-- Opening Marker --
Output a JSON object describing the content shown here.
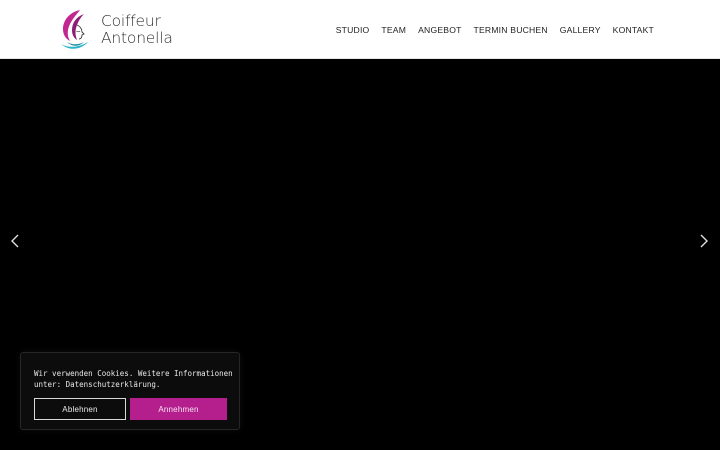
{
  "header": {
    "logo": {
      "line1": "Coiffeur",
      "line2": "Antonella"
    },
    "nav": [
      {
        "label": "STUDIO"
      },
      {
        "label": "TEAM"
      },
      {
        "label": "ANGEBOT"
      },
      {
        "label": "TERMIN BUCHEN"
      },
      {
        "label": "GALLERY"
      },
      {
        "label": "KONTAKT"
      }
    ]
  },
  "hero": {
    "prev_icon": "chevron-left-icon",
    "next_icon": "chevron-right-icon"
  },
  "cookie_banner": {
    "text": "Wir verwenden Cookies. Weitere Informationen unter: ",
    "link": "Datenschutzerklärung",
    "link_suffix": ".",
    "decline_label": "Ablehnen",
    "accept_label": "Annehmen"
  },
  "colors": {
    "accent": "#b41f8d",
    "logo_magenta": "#c2268f",
    "logo_teal": "#2bb3c8",
    "hero_background": "#000000",
    "header_background": "#ffffff"
  }
}
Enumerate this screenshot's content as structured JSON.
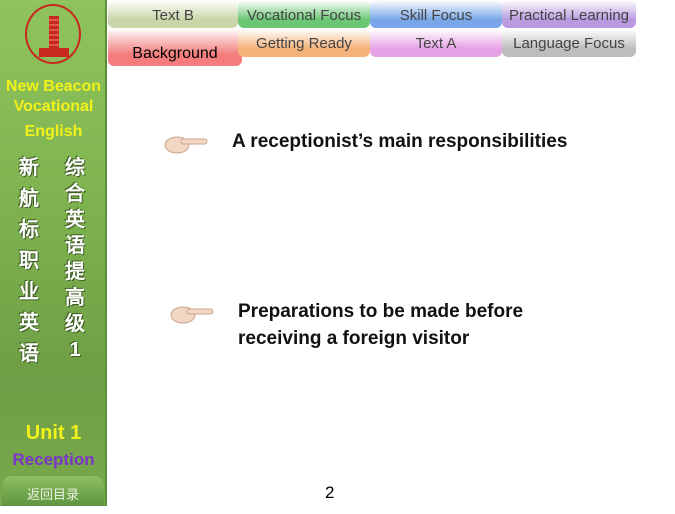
{
  "sidebar": {
    "brand": [
      "New Beacon",
      "Vocational",
      "English"
    ],
    "title_left": [
      "新",
      "航",
      "标",
      "职",
      "业",
      "英",
      "语"
    ],
    "title_right": [
      "综",
      "合",
      "英",
      "语",
      "提",
      "高",
      "级",
      "1"
    ],
    "unit": "Unit 1",
    "unit_name": "Reception",
    "back_label": "返回目录"
  },
  "tabs": [
    {
      "label": "Text B",
      "color": "#c9d6a8"
    },
    {
      "label": "Vocational Focus",
      "color": "#6cc775"
    },
    {
      "label": "Skill Focus",
      "color": "#78a6e8"
    },
    {
      "label": "Practical Learning",
      "color": "#b99ae0"
    },
    {
      "label": "Background",
      "color": "#f47c7c",
      "active": true
    },
    {
      "label": "Getting Ready",
      "color": "#f5b27a"
    },
    {
      "label": "Text A",
      "color": "#e6a2e6"
    },
    {
      "label": "Language Focus",
      "color": "#bdbdbd"
    }
  ],
  "points": [
    "A receptionist’s main responsibilities",
    "Preparations to be made before receiving a foreign visitor"
  ],
  "page_number": "2"
}
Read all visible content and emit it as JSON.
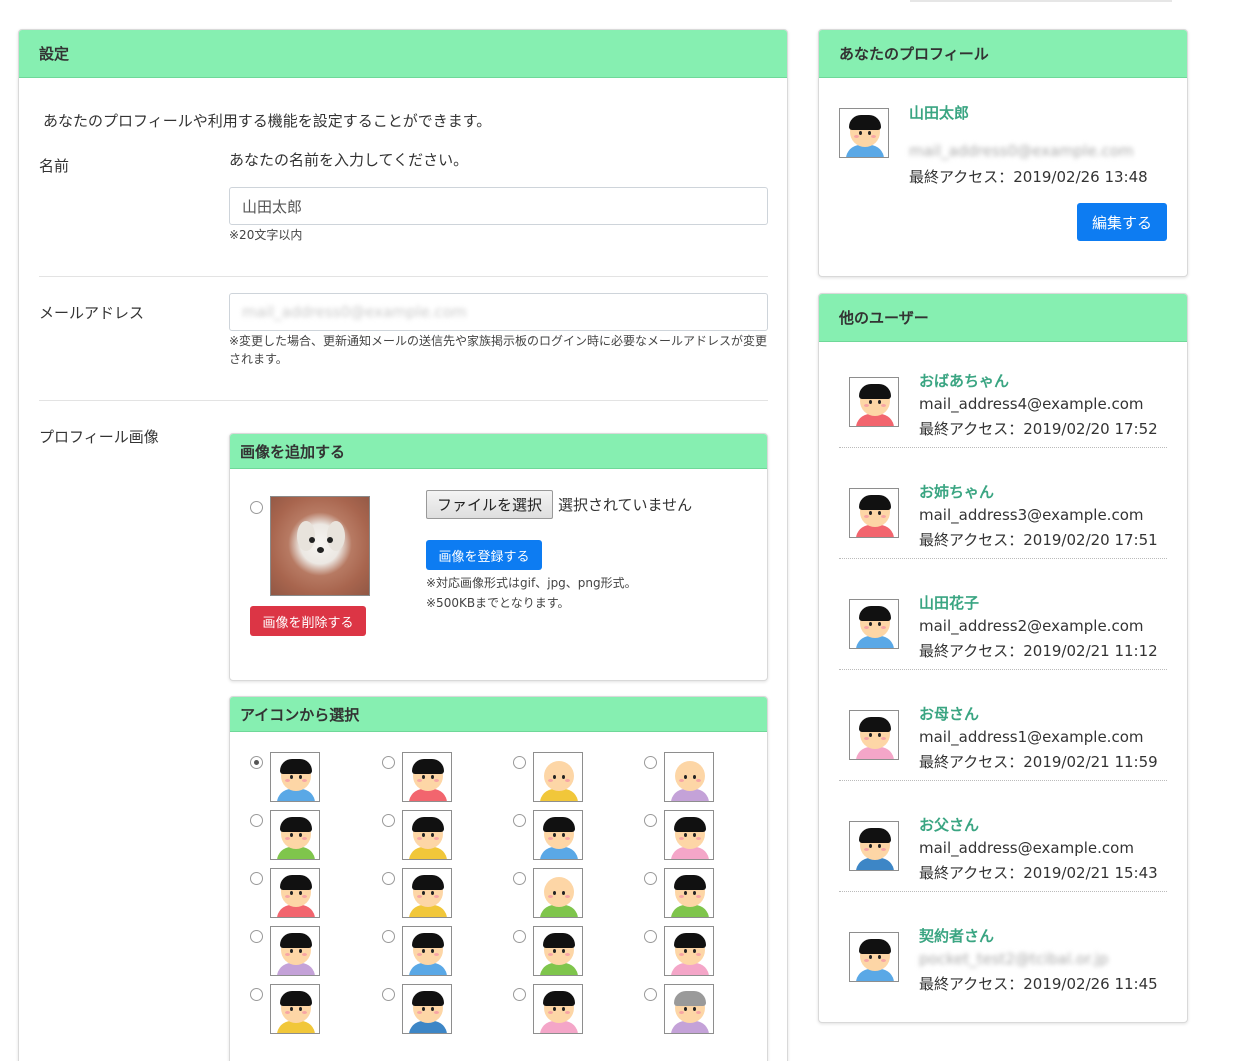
{
  "settings": {
    "title": "設定",
    "intro": "あなたのプロフィールや利用する機能を設定することができます。",
    "name": {
      "label": "名前",
      "help": "あなたの名前を入力してください。",
      "value": "山田太郎",
      "note": "※20文字以内"
    },
    "email": {
      "label": "メールアドレス",
      "value": "mail_address0@example.com",
      "note": "※変更した場合、更新通知メールの送信先や家族掲示板のログイン時に必要なメールアドレスが変更されます。"
    },
    "profile_image": {
      "label": "プロフィール画像",
      "add_title": "画像を追加する",
      "file_button": "ファイルを選択",
      "file_status": "選択されていません",
      "register_button": "画像を登録する",
      "delete_button": "画像を削除する",
      "format_note": "※対応画像形式はgif、jpg、png形式。",
      "size_note": "※500KBまでとなります。",
      "icon_title": "アイコンから選択"
    }
  },
  "icons": [
    {
      "icon": "boy-avatar-icon",
      "hair": "#111111",
      "body": "#5aa8e6",
      "checked": true
    },
    {
      "icon": "girl-avatar-icon",
      "hair": "#111111",
      "body": "#f2656e",
      "checked": false
    },
    {
      "icon": "bald-boy-avatar-icon",
      "hair": "none",
      "body": "#f1c73a",
      "checked": false
    },
    {
      "icon": "bald-child-avatar-icon",
      "hair": "none",
      "body": "#c4a2d8",
      "checked": false
    },
    {
      "icon": "spiky-boy-avatar-icon",
      "hair": "#111111",
      "body": "#7fc54c",
      "checked": false
    },
    {
      "icon": "spiky-boy-yellow-avatar-icon",
      "hair": "#111111",
      "body": "#f1c73a",
      "checked": false
    },
    {
      "icon": "long-hair-girl-avatar-icon",
      "hair": "#111111",
      "body": "#5aa8e6",
      "checked": false
    },
    {
      "icon": "long-hair-girl-pink-avatar-icon",
      "hair": "#111111",
      "body": "#f4a6c8",
      "checked": false
    },
    {
      "icon": "pigtail-girl-avatar-icon",
      "hair": "#111111",
      "body": "#f2656e",
      "checked": false
    },
    {
      "icon": "pigtail-girl-yellow-avatar-icon",
      "hair": "#111111",
      "body": "#f1c73a",
      "checked": false
    },
    {
      "icon": "grandpa-avatar-icon",
      "hair": "none",
      "body": "#7fc54c",
      "checked": false
    },
    {
      "icon": "woman-avatar-icon",
      "hair": "#111111",
      "body": "#7fc54c",
      "checked": false
    },
    {
      "icon": "ponytail-girl-avatar-icon",
      "hair": "#111111",
      "body": "#c4a2d8",
      "checked": false
    },
    {
      "icon": "glasses-woman-avatar-icon",
      "hair": "#111111",
      "body": "#5aa8e6",
      "checked": false
    },
    {
      "icon": "glasses-man-avatar-icon",
      "hair": "#111111",
      "body": "#7fc54c",
      "checked": false
    },
    {
      "icon": "glasses-woman-pink-avatar-icon",
      "hair": "#111111",
      "body": "#f4a6c8",
      "checked": false
    },
    {
      "icon": "glasses-girl-avatar-icon",
      "hair": "#111111",
      "body": "#f1c73a",
      "checked": false
    },
    {
      "icon": "businessman-avatar-icon",
      "hair": "#111111",
      "body": "#3d86c6",
      "checked": false
    },
    {
      "icon": "mother-avatar-icon",
      "hair": "#111111",
      "body": "#f4a6c8",
      "checked": false
    },
    {
      "icon": "grandma-avatar-icon",
      "hair": "#9a9a9a",
      "body": "#c4a2d8",
      "checked": false
    }
  ],
  "profile": {
    "title": "あなたのプロフィール",
    "name": "山田太郎",
    "email": "mail_address0@example.com",
    "last_access": "最終アクセス：2019/02/26 13:48",
    "edit_button": "編集する",
    "avatar_body": "#5aa8e6"
  },
  "others": {
    "title": "他のユーザー",
    "users": [
      {
        "name": "おばあちゃん",
        "email": "mail_address4@example.com",
        "last_access": "最終アクセス：2019/02/20 17:52",
        "body": "#f2656e",
        "blurred": false
      },
      {
        "name": "お姉ちゃん",
        "email": "mail_address3@example.com",
        "last_access": "最終アクセス：2019/02/20 17:51",
        "body": "#f2656e",
        "blurred": false
      },
      {
        "name": "山田花子",
        "email": "mail_address2@example.com",
        "last_access": "最終アクセス：2019/02/21 11:12",
        "body": "#5aa8e6",
        "blurred": false
      },
      {
        "name": "お母さん",
        "email": "mail_address1@example.com",
        "last_access": "最終アクセス：2019/02/21 11:59",
        "body": "#f4a6c8",
        "blurred": false
      },
      {
        "name": "お父さん",
        "email": "mail_address@example.com",
        "last_access": "最終アクセス：2019/02/21 15:43",
        "body": "#3d86c6",
        "blurred": false
      },
      {
        "name": "契約者さん",
        "email": "pocket_test2@tcibal.or.jp",
        "last_access": "最終アクセス：2019/02/26 11:45",
        "body": "#5aa8e6",
        "blurred": true
      }
    ]
  },
  "colors": {
    "accent_header": "#86efb1",
    "link": "#3aa582",
    "primary": "#0d7cf2",
    "danger": "#dc3545"
  }
}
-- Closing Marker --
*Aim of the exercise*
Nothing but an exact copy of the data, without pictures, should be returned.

*Answer for this exercise*
Output a JSON object describing the content shown here.
{
  "header": {
    "logo": {
      "line1": "Coiffeur",
      "line2": "Antonella"
    },
    "nav": [
      {
        "label": "STUDIO"
      },
      {
        "label": "TEAM"
      },
      {
        "label": "ANGEBOT"
      },
      {
        "label": "TERMIN BUCHEN"
      },
      {
        "label": "GALLERY"
      },
      {
        "label": "KONTAKT"
      }
    ]
  },
  "hero": {
    "prev_icon": "chevron-left-icon",
    "next_icon": "chevron-right-icon"
  },
  "cookie_banner": {
    "text": "Wir verwenden Cookies. Weitere Informationen unter: ",
    "link": "Datenschutzerklärung",
    "link_suffix": ".",
    "decline_label": "Ablehnen",
    "accept_label": "Annehmen"
  },
  "colors": {
    "accent": "#b41f8d",
    "logo_magenta": "#c2268f",
    "logo_teal": "#2bb3c8",
    "hero_background": "#000000",
    "header_background": "#ffffff"
  }
}
Enumerate this screenshot's content as structured JSON.
{
  "sidebar": {
    "brand": [
      "New Beacon",
      "Vocational",
      "English"
    ],
    "title_left": [
      "新",
      "航",
      "标",
      "职",
      "业",
      "英",
      "语"
    ],
    "title_right": [
      "综",
      "合",
      "英",
      "语",
      "提",
      "高",
      "级",
      "1"
    ],
    "unit": "Unit 1",
    "unit_name": "Reception",
    "back_label": "返回目录"
  },
  "tabs": [
    {
      "label": "Text B",
      "color": "#c9d6a8"
    },
    {
      "label": "Vocational Focus",
      "color": "#6cc775"
    },
    {
      "label": "Skill Focus",
      "color": "#78a6e8"
    },
    {
      "label": "Practical Learning",
      "color": "#b99ae0"
    },
    {
      "label": "Background",
      "color": "#f47c7c",
      "active": true
    },
    {
      "label": "Getting Ready",
      "color": "#f5b27a"
    },
    {
      "label": "Text A",
      "color": "#e6a2e6"
    },
    {
      "label": "Language Focus",
      "color": "#bdbdbd"
    }
  ],
  "points": [
    "A receptionist’s main responsibilities",
    "Preparations to be made before receiving a foreign visitor"
  ],
  "page_number": "2"
}
Read all visible content and emit it as JSON.
{
  "settings": {
    "title": "設定",
    "intro": "あなたのプロフィールや利用する機能を設定することができます。",
    "name": {
      "label": "名前",
      "help": "あなたの名前を入力してください。",
      "value": "山田太郎",
      "note": "※20文字以内"
    },
    "email": {
      "label": "メールアドレス",
      "value": "mail_address0@example.com",
      "note": "※変更した場合、更新通知メールの送信先や家族掲示板のログイン時に必要なメールアドレスが変更されます。"
    },
    "profile_image": {
      "label": "プロフィール画像",
      "add_title": "画像を追加する",
      "file_button": "ファイルを選択",
      "file_status": "選択されていません",
      "register_button": "画像を登録する",
      "delete_button": "画像を削除する",
      "format_note": "※対応画像形式はgif、jpg、png形式。",
      "size_note": "※500KBまでとなります。",
      "icon_title": "アイコンから選択"
    }
  },
  "icons": [
    {
      "icon": "boy-avatar-icon",
      "hair": "#111111",
      "body": "#5aa8e6",
      "checked": true
    },
    {
      "icon": "girl-avatar-icon",
      "hair": "#111111",
      "body": "#f2656e",
      "checked": false
    },
    {
      "icon": "bald-boy-avatar-icon",
      "hair": "none",
      "body": "#f1c73a",
      "checked": false
    },
    {
      "icon": "bald-child-avatar-icon",
      "hair": "none",
      "body": "#c4a2d8",
      "checked": false
    },
    {
      "icon": "spiky-boy-avatar-icon",
      "hair": "#111111",
      "body": "#7fc54c",
      "checked": false
    },
    {
      "icon": "spiky-boy-yellow-avatar-icon",
      "hair": "#111111",
      "body": "#f1c73a",
      "checked": false
    },
    {
      "icon": "long-hair-girl-avatar-icon",
      "hair": "#111111",
      "body": "#5aa8e6",
      "checked": false
    },
    {
      "icon": "long-hair-girl-pink-avatar-icon",
      "hair": "#111111",
      "body": "#f4a6c8",
      "checked": false
    },
    {
      "icon": "pigtail-girl-avatar-icon",
      "hair": "#111111",
      "body": "#f2656e",
      "checked": false
    },
    {
      "icon": "pigtail-girl-yellow-avatar-icon",
      "hair": "#111111",
      "body": "#f1c73a",
      "checked": false
    },
    {
      "icon": "grandpa-avatar-icon",
      "hair": "none",
      "body": "#7fc54c",
      "checked": false
    },
    {
      "icon": "woman-avatar-icon",
      "hair": "#111111",
      "body": "#7fc54c",
      "checked": false
    },
    {
      "icon": "ponytail-girl-avatar-icon",
      "hair": "#111111",
      "body": "#c4a2d8",
      "checked": false
    },
    {
      "icon": "glasses-woman-avatar-icon",
      "hair": "#111111",
      "body": "#5aa8e6",
      "checked": false
    },
    {
      "icon": "glasses-man-avatar-icon",
      "hair": "#111111",
      "body": "#7fc54c",
      "checked": false
    },
    {
      "icon": "glasses-woman-pink-avatar-icon",
      "hair": "#111111",
      "body": "#f4a6c8",
      "checked": false
    },
    {
      "icon": "glasses-girl-avatar-icon",
      "hair": "#111111",
      "body": "#f1c73a",
      "checked": false
    },
    {
      "icon": "businessman-avatar-icon",
      "hair": "#111111",
      "body": "#3d86c6",
      "checked": false
    },
    {
      "icon": "mother-avatar-icon",
      "hair": "#111111",
      "body": "#f4a6c8",
      "checked": false
    },
    {
      "icon": "grandma-avatar-icon",
      "hair": "#9a9a9a",
      "body": "#c4a2d8",
      "checked": false
    }
  ],
  "profile": {
    "title": "あなたのプロフィール",
    "name": "山田太郎",
    "email": "mail_address0@example.com",
    "last_access": "最終アクセス：2019/02/26 13:48",
    "edit_button": "編集する",
    "avatar_body": "#5aa8e6"
  },
  "others": {
    "title": "他のユーザー",
    "users": [
      {
        "name": "おばあちゃん",
        "email": "mail_address4@example.com",
        "last_access": "最終アクセス：2019/02/20 17:52",
        "body": "#f2656e",
        "blurred": false
      },
      {
        "name": "お姉ちゃん",
        "email": "mail_address3@example.com",
        "last_access": "最終アクセス：2019/02/20 17:51",
        "body": "#f2656e",
        "blurred": false
      },
      {
        "name": "山田花子",
        "email": "mail_address2@example.com",
        "last_access": "最終アクセス：2019/02/21 11:12",
        "body": "#5aa8e6",
        "blurred": false
      },
      {
        "name": "お母さん",
        "email": "mail_address1@example.com",
        "last_access": "最終アクセス：2019/02/21 11:59",
        "body": "#f4a6c8",
        "blurred": false
      },
      {
        "name": "お父さん",
        "email": "mail_address@example.com",
        "last_access": "最終アクセス：2019/02/21 15:43",
        "body": "#3d86c6",
        "blurred": false
      },
      {
        "name": "契約者さん",
        "email": "pocket_test2@tcibal.or.jp",
        "last_access": "最終アクセス：2019/02/26 11:45",
        "body": "#5aa8e6",
        "blurred": true
      }
    ]
  },
  "colors": {
    "accent_header": "#86efb1",
    "link": "#3aa582",
    "primary": "#0d7cf2",
    "danger": "#dc3545"
  }
}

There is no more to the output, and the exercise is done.